▶ Dataset content:
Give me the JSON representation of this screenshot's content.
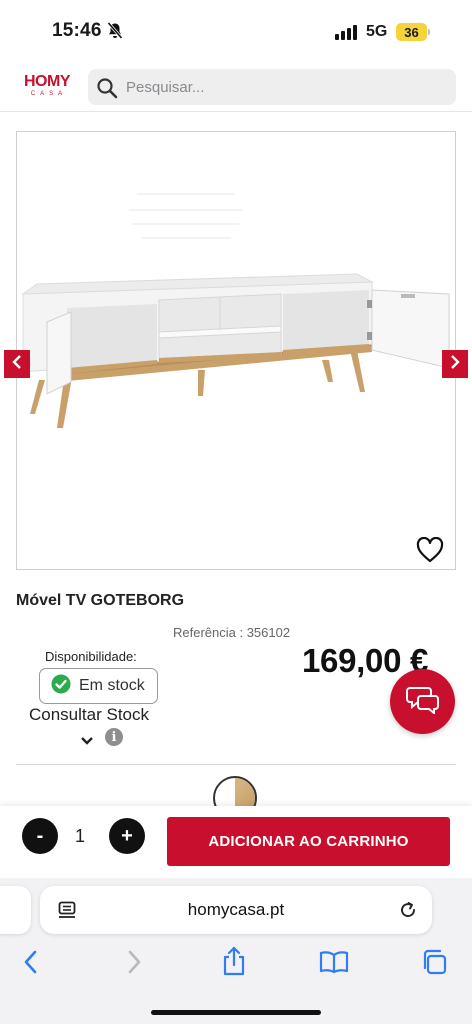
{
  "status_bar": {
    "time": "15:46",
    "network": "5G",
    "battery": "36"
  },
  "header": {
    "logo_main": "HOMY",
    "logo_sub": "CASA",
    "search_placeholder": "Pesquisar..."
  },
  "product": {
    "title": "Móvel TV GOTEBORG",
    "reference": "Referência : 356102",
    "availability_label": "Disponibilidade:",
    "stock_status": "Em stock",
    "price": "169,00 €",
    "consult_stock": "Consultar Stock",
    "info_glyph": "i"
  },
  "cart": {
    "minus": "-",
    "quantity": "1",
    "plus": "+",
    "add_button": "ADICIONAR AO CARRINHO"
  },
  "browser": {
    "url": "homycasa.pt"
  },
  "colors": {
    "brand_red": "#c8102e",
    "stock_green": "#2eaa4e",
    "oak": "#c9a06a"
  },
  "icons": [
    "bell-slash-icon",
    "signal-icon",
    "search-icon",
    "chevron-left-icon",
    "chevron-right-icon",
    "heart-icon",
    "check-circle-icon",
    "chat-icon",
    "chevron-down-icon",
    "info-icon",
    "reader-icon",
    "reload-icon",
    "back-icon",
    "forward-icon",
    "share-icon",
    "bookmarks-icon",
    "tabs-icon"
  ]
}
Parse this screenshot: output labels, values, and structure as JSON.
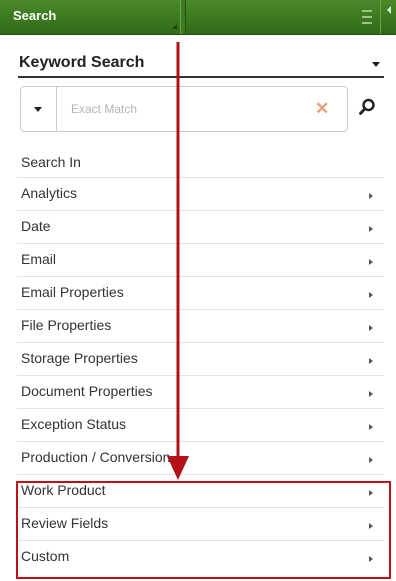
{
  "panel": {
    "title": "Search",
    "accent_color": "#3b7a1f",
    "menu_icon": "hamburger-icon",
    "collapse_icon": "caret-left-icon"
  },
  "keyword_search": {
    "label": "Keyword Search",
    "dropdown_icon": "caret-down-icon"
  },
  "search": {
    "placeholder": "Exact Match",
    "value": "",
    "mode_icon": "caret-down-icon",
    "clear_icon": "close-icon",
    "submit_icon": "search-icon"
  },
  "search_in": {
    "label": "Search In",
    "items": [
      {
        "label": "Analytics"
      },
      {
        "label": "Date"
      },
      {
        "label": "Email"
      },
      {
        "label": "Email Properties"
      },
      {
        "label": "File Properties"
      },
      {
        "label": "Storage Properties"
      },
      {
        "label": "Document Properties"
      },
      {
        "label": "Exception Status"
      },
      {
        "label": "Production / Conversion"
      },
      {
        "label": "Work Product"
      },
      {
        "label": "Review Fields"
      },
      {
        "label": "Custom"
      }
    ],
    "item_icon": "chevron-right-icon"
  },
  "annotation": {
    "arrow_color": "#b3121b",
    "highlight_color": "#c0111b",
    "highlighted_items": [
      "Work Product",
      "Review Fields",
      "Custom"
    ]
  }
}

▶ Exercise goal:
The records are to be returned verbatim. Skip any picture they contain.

▶ The answer:
Give me the JSON representation of this screenshot's content.
{
  "status_bar": {
    "time": "15:46",
    "network": "5G",
    "battery": "36"
  },
  "header": {
    "logo_main": "HOMY",
    "logo_sub": "CASA",
    "search_placeholder": "Pesquisar..."
  },
  "product": {
    "title": "Móvel TV GOTEBORG",
    "reference": "Referência : 356102",
    "availability_label": "Disponibilidade:",
    "stock_status": "Em stock",
    "price": "169,00 €",
    "consult_stock": "Consultar Stock",
    "info_glyph": "i"
  },
  "cart": {
    "minus": "-",
    "quantity": "1",
    "plus": "+",
    "add_button": "ADICIONAR AO CARRINHO"
  },
  "browser": {
    "url": "homycasa.pt"
  },
  "colors": {
    "brand_red": "#c8102e",
    "stock_green": "#2eaa4e",
    "oak": "#c9a06a"
  },
  "icons": [
    "bell-slash-icon",
    "signal-icon",
    "search-icon",
    "chevron-left-icon",
    "chevron-right-icon",
    "heart-icon",
    "check-circle-icon",
    "chat-icon",
    "chevron-down-icon",
    "info-icon",
    "reader-icon",
    "reload-icon",
    "back-icon",
    "forward-icon",
    "share-icon",
    "bookmarks-icon",
    "tabs-icon"
  ]
}
Parse this screenshot: output labels, values, and structure as JSON.
{
  "panel": {
    "title": "Search",
    "accent_color": "#3b7a1f",
    "menu_icon": "hamburger-icon",
    "collapse_icon": "caret-left-icon"
  },
  "keyword_search": {
    "label": "Keyword Search",
    "dropdown_icon": "caret-down-icon"
  },
  "search": {
    "placeholder": "Exact Match",
    "value": "",
    "mode_icon": "caret-down-icon",
    "clear_icon": "close-icon",
    "submit_icon": "search-icon"
  },
  "search_in": {
    "label": "Search In",
    "items": [
      {
        "label": "Analytics"
      },
      {
        "label": "Date"
      },
      {
        "label": "Email"
      },
      {
        "label": "Email Properties"
      },
      {
        "label": "File Properties"
      },
      {
        "label": "Storage Properties"
      },
      {
        "label": "Document Properties"
      },
      {
        "label": "Exception Status"
      },
      {
        "label": "Production / Conversion"
      },
      {
        "label": "Work Product"
      },
      {
        "label": "Review Fields"
      },
      {
        "label": "Custom"
      }
    ],
    "item_icon": "chevron-right-icon"
  },
  "annotation": {
    "arrow_color": "#b3121b",
    "highlight_color": "#c0111b",
    "highlighted_items": [
      "Work Product",
      "Review Fields",
      "Custom"
    ]
  }
}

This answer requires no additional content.